* [TRY IT] Search through the entries for the word "Information" and copy every line that has it.
- Opening Delimiter -
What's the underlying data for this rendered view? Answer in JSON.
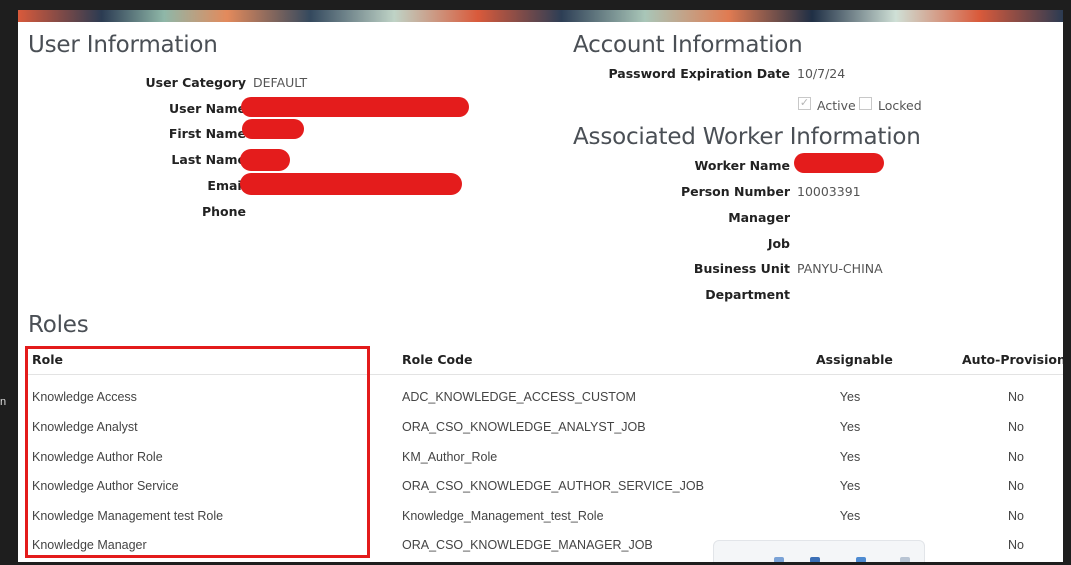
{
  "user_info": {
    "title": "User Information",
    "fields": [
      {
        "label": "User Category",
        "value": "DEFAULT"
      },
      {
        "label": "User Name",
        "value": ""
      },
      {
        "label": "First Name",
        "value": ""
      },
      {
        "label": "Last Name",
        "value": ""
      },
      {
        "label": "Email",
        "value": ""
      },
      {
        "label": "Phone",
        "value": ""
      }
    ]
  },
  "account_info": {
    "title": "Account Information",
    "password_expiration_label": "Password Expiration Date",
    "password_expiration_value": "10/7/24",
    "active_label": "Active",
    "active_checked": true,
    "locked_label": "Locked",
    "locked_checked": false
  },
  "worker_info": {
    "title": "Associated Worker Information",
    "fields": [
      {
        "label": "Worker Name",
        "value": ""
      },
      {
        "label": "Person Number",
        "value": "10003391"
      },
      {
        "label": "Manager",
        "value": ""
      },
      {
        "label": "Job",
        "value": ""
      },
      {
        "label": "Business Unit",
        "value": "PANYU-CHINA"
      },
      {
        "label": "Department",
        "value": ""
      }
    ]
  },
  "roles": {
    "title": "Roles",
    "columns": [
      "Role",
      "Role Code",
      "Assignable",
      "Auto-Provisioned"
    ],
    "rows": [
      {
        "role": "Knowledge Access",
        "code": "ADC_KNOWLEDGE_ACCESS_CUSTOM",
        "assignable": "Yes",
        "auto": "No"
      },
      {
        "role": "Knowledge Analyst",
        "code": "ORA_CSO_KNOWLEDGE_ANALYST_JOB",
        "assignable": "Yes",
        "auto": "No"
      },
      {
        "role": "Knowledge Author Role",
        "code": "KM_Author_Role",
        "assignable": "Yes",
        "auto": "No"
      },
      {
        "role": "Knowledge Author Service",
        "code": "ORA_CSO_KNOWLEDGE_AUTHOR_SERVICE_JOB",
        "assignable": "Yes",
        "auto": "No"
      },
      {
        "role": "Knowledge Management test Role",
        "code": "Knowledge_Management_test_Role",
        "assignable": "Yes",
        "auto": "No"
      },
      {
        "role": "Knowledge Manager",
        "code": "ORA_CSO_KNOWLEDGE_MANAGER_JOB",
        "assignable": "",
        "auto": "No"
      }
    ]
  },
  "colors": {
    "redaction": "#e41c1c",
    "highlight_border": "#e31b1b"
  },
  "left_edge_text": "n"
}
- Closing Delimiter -
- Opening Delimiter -
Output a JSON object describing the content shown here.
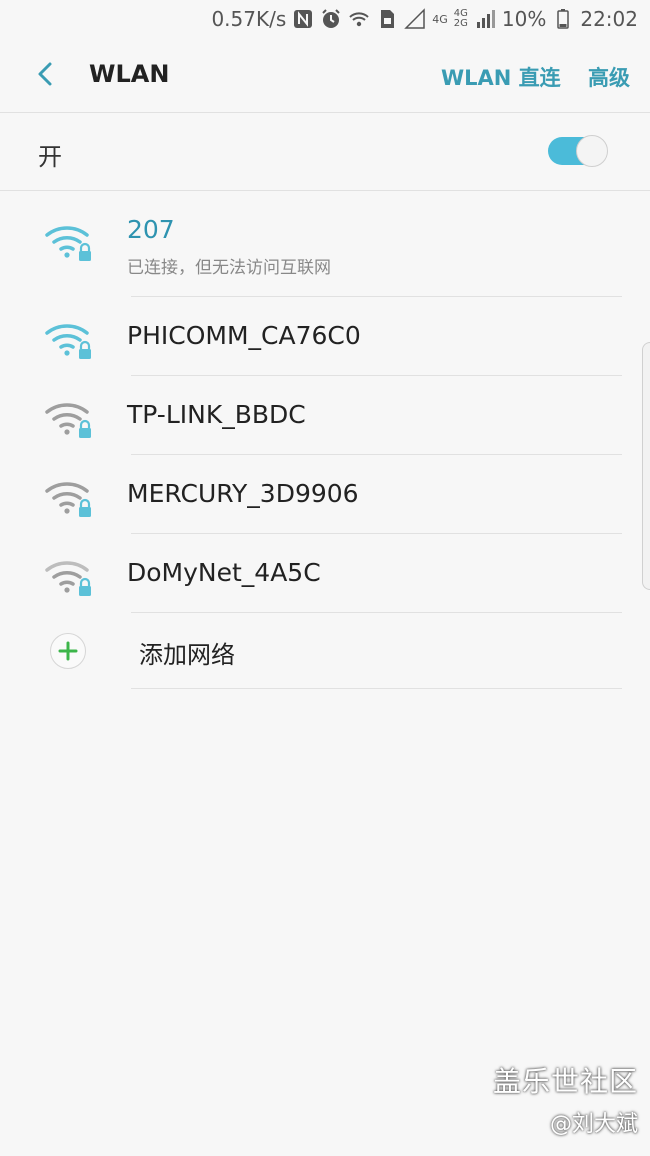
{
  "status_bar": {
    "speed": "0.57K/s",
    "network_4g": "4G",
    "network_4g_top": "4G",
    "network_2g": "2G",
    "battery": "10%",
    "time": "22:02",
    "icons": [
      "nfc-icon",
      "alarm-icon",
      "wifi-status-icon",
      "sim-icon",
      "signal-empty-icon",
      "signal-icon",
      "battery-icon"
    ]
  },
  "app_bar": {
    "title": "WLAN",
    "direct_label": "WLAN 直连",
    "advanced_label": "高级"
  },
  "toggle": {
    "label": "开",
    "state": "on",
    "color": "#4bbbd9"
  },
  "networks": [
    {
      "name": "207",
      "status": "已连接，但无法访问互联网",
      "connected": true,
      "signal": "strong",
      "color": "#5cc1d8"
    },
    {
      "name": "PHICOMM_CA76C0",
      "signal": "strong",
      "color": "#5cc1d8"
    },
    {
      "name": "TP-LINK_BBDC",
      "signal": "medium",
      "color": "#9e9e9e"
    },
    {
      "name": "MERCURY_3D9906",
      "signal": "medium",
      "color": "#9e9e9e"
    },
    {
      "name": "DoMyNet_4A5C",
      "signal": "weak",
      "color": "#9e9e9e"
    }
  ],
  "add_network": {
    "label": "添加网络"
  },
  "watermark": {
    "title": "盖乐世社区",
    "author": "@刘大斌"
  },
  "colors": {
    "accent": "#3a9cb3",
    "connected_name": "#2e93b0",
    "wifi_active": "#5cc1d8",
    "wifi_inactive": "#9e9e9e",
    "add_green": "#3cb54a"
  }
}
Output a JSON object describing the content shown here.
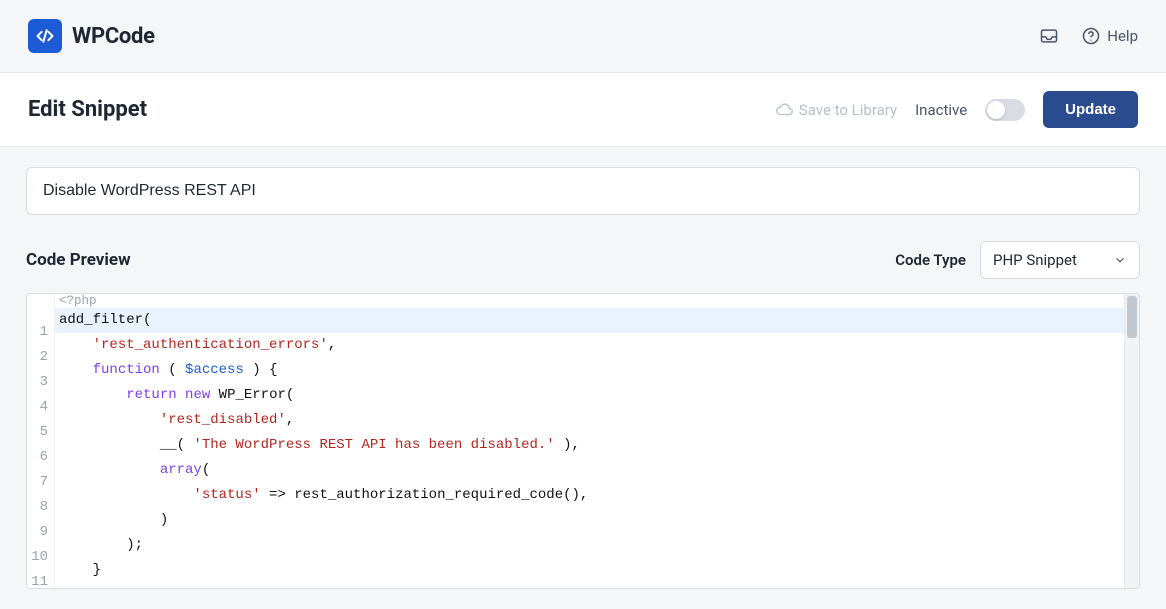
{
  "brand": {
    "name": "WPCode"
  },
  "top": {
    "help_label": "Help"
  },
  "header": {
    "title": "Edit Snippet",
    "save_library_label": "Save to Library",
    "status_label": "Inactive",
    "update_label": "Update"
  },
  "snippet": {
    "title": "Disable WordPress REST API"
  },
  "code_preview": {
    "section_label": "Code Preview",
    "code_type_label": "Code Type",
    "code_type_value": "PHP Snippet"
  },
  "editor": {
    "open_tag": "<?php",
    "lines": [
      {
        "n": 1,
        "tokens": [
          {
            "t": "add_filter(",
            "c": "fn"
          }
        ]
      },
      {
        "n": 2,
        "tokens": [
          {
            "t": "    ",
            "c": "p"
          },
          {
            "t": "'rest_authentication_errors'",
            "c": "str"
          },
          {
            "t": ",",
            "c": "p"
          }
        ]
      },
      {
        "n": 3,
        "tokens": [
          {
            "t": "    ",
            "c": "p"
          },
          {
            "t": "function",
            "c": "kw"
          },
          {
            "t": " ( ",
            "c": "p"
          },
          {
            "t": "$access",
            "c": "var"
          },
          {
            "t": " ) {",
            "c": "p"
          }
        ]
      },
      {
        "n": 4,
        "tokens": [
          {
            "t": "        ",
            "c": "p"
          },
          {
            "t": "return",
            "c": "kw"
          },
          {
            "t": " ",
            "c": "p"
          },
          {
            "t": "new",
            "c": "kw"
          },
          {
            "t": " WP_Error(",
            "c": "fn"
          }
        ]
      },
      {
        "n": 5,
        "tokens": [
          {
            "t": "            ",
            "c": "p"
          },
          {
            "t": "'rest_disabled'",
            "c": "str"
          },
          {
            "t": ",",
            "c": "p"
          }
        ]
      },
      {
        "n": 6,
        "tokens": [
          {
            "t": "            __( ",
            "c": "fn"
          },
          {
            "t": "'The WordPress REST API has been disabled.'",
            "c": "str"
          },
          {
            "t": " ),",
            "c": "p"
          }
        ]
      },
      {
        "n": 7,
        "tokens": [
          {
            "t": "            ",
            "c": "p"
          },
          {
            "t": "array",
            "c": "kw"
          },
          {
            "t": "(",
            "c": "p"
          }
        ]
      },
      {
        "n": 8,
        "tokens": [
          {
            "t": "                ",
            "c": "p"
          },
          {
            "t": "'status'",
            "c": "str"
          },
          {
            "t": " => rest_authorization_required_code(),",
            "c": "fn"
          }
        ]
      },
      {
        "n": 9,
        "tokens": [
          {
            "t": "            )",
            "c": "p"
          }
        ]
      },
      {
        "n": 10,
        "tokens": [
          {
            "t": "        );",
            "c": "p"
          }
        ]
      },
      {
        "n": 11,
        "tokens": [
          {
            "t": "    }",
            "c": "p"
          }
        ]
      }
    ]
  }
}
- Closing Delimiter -
* [RESULT OF THE EXERCISE]
    "title": "User Information",
    "title": "Account Information",
    "title": "Associated Worker Information",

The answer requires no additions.